Copy whichever lines of the data hold the word "Client".

Element data from apps and pages:
==============================

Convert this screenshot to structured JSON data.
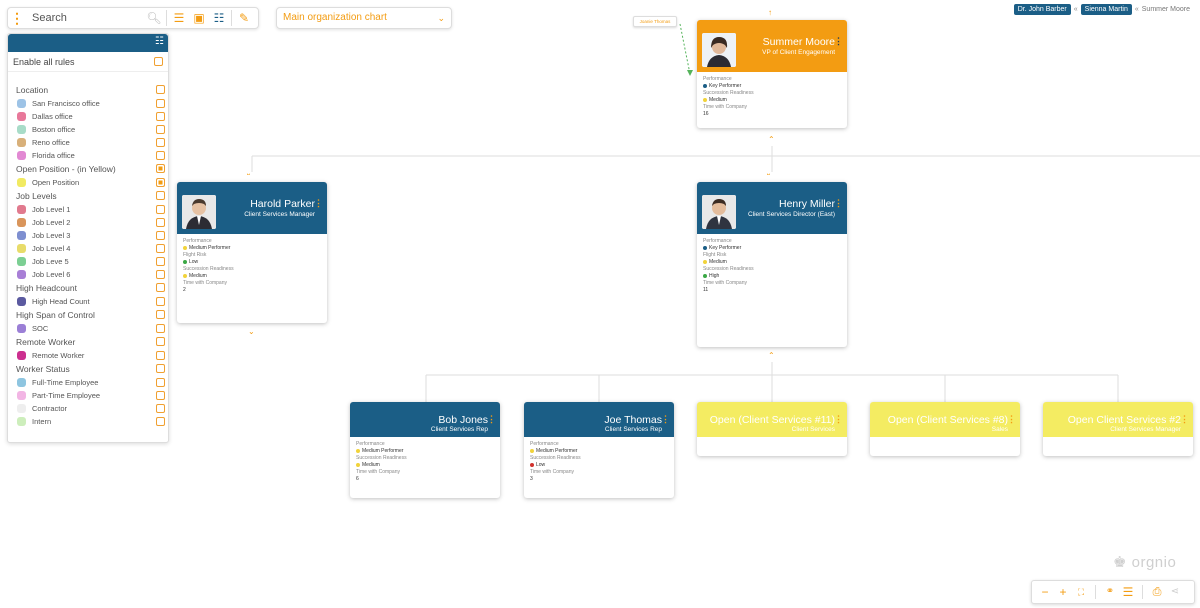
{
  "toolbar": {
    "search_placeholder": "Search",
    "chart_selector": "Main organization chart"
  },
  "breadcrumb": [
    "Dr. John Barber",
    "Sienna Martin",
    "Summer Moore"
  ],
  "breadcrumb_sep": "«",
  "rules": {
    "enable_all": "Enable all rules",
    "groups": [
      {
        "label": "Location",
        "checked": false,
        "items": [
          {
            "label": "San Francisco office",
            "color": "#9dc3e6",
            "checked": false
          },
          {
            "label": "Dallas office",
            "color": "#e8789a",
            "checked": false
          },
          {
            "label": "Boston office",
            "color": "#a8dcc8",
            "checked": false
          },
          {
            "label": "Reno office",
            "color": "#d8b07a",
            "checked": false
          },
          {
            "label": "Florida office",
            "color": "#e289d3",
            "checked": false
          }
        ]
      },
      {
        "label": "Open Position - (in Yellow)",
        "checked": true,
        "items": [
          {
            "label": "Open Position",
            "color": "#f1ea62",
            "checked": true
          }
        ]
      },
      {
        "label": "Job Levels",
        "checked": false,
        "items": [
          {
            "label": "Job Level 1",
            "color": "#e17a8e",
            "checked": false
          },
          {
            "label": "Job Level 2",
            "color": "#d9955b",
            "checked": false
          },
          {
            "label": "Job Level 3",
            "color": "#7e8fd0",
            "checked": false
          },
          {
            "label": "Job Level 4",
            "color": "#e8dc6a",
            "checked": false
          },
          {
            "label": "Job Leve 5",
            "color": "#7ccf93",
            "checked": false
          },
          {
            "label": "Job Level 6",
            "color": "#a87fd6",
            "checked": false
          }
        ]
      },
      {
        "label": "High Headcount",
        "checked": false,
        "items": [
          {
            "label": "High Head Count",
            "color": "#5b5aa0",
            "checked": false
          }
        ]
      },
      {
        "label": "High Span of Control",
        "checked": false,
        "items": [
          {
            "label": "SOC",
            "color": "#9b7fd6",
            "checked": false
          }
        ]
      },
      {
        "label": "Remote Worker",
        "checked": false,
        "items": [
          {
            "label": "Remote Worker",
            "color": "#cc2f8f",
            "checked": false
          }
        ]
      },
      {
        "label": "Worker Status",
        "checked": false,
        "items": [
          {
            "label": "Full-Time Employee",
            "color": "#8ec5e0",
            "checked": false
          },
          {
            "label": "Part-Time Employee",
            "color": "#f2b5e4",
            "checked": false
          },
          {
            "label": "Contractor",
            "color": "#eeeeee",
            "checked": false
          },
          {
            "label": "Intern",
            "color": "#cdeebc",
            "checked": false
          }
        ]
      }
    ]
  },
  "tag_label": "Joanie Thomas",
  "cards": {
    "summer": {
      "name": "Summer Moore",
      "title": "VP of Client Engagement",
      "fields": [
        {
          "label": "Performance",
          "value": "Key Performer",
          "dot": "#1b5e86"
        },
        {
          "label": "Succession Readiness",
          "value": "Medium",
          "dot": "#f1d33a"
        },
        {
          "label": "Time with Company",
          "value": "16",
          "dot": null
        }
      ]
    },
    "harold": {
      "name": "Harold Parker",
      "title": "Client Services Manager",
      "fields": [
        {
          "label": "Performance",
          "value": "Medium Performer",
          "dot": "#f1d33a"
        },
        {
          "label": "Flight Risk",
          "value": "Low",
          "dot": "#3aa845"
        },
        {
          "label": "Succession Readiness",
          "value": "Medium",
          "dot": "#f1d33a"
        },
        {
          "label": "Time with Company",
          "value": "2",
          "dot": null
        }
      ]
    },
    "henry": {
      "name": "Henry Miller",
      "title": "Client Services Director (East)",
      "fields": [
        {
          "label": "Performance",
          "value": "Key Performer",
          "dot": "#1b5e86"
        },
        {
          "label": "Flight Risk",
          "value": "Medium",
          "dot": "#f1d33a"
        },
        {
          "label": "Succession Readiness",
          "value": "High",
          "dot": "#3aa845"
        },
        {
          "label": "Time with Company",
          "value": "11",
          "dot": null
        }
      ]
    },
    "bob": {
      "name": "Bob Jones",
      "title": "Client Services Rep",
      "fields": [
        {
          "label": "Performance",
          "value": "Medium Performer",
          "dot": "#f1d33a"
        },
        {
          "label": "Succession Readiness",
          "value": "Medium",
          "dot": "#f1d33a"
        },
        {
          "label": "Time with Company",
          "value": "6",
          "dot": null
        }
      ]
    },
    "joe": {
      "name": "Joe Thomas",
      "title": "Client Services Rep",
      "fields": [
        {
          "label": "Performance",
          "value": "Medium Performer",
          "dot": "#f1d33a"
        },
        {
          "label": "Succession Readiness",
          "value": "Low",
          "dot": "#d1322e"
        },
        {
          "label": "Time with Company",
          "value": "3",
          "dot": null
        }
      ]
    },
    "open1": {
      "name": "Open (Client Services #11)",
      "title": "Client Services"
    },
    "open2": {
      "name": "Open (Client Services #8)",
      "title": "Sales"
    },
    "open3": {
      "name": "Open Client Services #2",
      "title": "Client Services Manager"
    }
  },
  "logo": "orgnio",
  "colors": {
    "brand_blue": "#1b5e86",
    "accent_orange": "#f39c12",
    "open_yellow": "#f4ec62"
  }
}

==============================

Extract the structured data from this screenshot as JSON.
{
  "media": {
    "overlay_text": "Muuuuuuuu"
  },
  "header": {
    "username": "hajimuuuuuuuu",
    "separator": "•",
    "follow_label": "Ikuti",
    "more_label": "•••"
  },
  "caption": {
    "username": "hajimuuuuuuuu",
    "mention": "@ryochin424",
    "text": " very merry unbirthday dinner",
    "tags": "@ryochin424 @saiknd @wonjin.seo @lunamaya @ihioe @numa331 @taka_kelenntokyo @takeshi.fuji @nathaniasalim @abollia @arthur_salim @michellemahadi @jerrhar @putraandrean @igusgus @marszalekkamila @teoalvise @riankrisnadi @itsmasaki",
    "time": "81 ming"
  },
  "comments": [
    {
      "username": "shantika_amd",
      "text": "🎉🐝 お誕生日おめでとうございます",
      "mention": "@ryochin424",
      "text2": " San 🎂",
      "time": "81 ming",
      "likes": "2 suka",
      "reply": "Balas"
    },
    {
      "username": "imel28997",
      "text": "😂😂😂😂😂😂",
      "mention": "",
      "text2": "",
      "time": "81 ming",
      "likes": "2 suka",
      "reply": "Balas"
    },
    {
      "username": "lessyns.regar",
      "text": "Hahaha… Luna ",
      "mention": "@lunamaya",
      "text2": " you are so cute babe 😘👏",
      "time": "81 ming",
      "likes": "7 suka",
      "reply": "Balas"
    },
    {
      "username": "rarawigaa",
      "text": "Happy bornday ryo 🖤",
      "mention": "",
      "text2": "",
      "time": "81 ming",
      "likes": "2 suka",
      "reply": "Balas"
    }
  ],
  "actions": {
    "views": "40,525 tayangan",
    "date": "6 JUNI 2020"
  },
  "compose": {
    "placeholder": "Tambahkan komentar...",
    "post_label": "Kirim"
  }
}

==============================

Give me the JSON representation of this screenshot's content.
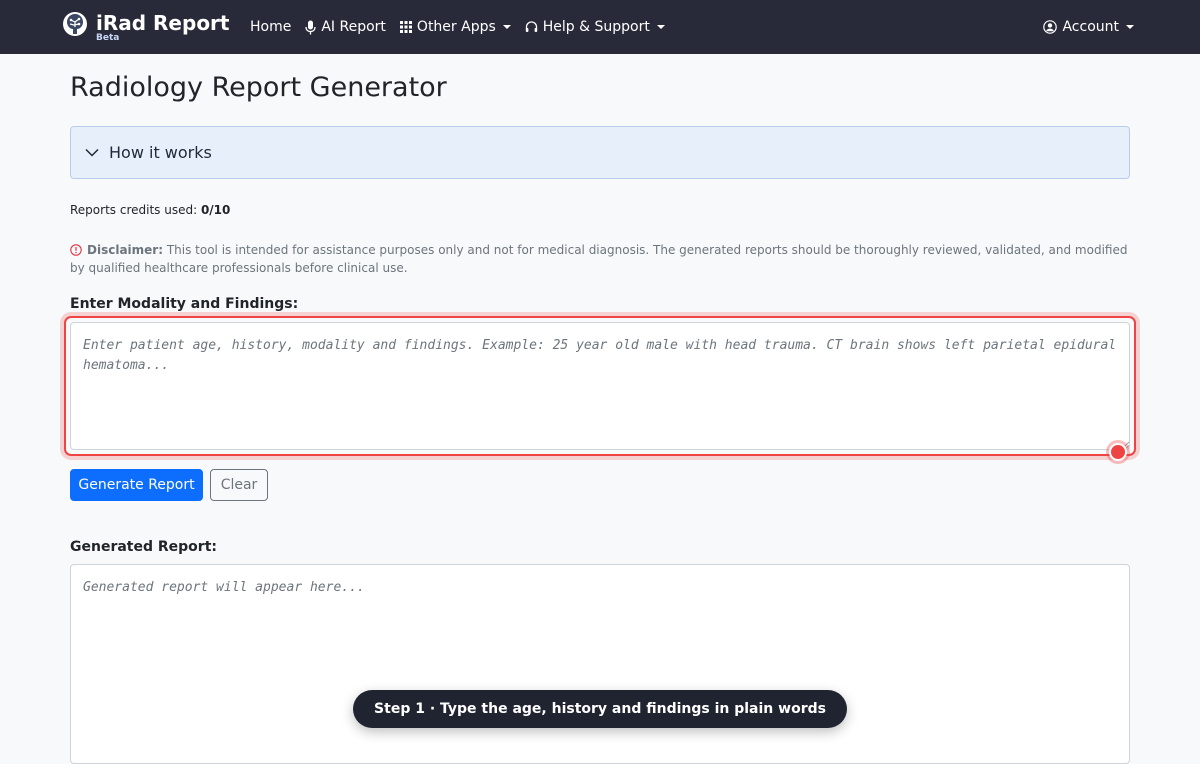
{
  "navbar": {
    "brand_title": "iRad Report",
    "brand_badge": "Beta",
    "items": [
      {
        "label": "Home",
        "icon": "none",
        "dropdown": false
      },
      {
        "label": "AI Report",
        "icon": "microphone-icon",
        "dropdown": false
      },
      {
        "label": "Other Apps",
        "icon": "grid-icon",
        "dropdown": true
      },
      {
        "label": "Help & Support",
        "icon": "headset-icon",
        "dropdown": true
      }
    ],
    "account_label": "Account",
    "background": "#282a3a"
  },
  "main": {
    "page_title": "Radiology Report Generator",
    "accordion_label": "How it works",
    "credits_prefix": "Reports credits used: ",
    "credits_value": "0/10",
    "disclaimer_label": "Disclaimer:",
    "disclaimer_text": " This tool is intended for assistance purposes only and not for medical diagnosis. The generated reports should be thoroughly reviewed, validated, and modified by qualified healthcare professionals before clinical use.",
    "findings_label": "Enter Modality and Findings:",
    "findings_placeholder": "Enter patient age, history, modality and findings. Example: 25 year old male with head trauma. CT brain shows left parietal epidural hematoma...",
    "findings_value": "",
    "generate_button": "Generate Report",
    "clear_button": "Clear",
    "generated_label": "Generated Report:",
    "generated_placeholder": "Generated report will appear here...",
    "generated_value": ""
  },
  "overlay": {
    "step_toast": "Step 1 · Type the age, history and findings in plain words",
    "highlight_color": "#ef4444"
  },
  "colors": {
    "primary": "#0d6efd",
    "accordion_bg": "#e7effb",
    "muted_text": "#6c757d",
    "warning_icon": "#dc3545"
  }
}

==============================

## Answer to this task
      "title": "VP of Client Engagement",
      "title": "Client Services Manager",
      "title": "Client Services Director (East)",
      "title": "Client Services Rep",
      "title": "Client Services Rep",
      "name": "Open (Client Services #11)",
      "title": "Client Services"
      "name": "Open (Client Services #8)",
      "name": "Open Client Services #2",
      "title": "Client Services Manager"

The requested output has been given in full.